== Exercise description ==
Search the data for the word "Plane" and copy every line that contains it.

== Entries shown ==
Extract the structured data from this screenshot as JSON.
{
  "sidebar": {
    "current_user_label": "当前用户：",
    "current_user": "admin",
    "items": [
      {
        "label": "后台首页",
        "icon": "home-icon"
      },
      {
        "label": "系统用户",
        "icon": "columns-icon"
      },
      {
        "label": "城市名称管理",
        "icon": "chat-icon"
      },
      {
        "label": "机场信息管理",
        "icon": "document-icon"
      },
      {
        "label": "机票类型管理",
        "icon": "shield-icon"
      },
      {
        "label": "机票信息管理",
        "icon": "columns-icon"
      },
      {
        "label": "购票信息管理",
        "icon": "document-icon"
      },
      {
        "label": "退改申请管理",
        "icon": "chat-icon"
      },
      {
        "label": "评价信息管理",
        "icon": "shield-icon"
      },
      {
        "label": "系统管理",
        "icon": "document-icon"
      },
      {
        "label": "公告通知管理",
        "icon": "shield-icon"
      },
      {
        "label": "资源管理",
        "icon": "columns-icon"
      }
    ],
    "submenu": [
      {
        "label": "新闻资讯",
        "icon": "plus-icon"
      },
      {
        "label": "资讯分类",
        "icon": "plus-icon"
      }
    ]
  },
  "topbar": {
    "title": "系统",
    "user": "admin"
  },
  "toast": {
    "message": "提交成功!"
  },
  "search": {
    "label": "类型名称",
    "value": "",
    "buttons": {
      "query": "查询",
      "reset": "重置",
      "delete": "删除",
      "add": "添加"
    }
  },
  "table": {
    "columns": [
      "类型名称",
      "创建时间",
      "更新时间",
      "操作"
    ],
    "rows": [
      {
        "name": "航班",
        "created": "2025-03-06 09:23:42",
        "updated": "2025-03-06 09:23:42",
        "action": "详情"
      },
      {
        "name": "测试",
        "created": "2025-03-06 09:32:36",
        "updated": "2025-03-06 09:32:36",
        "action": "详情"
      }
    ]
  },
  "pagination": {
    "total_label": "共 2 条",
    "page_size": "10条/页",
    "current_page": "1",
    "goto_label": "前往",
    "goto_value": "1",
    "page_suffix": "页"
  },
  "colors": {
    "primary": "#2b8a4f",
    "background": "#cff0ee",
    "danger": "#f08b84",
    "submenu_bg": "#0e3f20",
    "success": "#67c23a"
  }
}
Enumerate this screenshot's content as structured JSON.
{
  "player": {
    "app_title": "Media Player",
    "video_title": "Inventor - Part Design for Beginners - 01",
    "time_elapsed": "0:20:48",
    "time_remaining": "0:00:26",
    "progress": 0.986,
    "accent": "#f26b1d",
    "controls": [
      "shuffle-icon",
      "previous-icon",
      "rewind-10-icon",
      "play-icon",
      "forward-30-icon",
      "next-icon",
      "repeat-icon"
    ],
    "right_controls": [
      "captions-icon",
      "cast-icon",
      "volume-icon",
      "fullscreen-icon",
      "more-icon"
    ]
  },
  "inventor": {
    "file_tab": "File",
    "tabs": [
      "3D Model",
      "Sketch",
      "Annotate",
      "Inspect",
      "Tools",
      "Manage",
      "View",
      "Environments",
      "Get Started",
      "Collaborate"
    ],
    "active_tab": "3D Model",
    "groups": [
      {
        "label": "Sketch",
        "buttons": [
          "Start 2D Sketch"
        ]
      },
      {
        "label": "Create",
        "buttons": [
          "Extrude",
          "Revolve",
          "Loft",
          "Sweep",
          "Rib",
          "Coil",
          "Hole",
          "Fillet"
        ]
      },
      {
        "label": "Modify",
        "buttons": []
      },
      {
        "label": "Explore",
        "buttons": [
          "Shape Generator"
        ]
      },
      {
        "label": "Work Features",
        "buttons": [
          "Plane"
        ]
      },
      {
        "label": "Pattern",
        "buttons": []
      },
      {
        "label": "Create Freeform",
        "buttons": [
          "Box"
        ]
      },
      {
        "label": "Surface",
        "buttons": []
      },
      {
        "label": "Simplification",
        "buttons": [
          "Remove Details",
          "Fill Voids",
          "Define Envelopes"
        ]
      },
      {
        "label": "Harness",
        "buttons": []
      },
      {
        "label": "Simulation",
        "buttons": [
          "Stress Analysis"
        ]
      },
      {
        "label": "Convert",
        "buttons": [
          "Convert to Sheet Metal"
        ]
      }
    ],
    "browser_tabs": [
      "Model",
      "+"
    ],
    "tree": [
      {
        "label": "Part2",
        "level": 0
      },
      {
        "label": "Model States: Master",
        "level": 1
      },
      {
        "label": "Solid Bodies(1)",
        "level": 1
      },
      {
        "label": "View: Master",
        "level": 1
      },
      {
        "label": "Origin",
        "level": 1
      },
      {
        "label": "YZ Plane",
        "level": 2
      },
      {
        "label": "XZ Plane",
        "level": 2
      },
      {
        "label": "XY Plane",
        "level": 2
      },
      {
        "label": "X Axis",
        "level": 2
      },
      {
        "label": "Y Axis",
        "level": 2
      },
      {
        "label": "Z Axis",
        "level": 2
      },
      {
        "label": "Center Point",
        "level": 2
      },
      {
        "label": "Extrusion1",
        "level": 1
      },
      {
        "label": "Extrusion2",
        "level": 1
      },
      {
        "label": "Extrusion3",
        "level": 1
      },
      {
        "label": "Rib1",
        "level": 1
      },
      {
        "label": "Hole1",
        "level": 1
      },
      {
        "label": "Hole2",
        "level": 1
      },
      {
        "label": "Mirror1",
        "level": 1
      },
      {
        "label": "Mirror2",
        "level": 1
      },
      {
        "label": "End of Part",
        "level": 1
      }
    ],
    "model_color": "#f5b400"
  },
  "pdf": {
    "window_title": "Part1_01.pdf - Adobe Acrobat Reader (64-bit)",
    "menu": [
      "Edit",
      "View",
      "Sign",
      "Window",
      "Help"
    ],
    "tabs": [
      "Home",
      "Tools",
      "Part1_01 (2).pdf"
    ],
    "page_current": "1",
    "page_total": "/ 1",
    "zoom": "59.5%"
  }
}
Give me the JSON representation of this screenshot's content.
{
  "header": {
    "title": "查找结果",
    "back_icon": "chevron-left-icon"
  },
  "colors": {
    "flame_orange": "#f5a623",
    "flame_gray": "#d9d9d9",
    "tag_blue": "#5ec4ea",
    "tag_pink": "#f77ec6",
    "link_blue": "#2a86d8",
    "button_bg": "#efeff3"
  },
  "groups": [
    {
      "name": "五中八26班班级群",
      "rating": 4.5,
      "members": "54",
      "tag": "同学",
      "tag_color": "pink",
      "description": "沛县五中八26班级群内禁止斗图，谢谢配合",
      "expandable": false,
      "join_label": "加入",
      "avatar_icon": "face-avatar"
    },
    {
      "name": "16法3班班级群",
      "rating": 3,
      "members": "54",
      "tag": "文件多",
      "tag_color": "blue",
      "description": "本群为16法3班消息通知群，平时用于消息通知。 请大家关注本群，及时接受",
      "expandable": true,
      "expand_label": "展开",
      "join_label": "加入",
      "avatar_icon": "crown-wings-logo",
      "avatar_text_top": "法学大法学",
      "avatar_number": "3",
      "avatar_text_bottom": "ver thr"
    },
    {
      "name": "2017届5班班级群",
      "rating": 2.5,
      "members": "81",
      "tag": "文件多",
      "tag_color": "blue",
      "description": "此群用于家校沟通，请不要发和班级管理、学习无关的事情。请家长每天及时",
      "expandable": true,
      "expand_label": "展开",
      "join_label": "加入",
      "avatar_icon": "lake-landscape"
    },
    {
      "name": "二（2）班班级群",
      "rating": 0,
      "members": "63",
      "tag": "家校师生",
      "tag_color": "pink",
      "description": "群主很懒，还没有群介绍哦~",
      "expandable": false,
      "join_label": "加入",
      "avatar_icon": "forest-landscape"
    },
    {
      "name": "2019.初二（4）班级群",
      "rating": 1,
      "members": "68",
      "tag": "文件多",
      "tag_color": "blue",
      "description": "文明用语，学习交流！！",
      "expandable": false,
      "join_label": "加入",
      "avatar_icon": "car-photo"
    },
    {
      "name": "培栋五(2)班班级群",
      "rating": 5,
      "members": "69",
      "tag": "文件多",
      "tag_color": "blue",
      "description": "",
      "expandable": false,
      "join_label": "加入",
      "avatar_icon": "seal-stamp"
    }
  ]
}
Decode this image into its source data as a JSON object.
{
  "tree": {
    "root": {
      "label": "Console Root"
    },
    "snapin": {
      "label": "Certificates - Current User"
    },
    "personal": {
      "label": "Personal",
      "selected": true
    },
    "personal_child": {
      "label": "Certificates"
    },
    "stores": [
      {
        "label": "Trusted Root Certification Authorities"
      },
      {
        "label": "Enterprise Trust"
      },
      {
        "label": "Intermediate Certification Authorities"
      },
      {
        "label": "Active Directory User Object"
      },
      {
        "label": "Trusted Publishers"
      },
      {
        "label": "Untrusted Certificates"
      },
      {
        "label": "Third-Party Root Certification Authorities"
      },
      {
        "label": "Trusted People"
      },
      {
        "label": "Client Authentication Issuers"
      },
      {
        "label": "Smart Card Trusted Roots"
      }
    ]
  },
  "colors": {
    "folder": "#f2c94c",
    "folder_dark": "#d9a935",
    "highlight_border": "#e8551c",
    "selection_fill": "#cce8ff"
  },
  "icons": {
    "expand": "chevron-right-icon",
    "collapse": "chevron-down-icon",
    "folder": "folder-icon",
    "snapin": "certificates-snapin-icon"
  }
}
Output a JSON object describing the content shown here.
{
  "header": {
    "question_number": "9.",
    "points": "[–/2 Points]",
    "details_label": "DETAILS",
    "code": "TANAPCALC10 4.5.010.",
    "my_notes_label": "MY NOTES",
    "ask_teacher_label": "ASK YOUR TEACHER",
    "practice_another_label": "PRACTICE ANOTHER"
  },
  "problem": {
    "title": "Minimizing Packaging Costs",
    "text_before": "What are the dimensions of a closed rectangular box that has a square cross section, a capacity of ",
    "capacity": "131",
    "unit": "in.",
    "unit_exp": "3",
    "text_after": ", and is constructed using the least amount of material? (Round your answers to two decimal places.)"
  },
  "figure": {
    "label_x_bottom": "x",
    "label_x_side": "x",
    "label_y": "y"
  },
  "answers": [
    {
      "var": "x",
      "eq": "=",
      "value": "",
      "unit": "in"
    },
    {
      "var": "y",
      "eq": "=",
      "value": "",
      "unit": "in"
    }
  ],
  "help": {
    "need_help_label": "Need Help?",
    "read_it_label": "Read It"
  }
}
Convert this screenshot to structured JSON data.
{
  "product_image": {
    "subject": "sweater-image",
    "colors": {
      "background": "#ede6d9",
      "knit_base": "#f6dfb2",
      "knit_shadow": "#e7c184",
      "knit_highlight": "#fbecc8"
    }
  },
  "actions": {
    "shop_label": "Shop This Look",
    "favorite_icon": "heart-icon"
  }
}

== Answer space ==
          "Plane"
        "label": "YZ Plane",
        "label": "XZ Plane",
        "label": "XY Plane",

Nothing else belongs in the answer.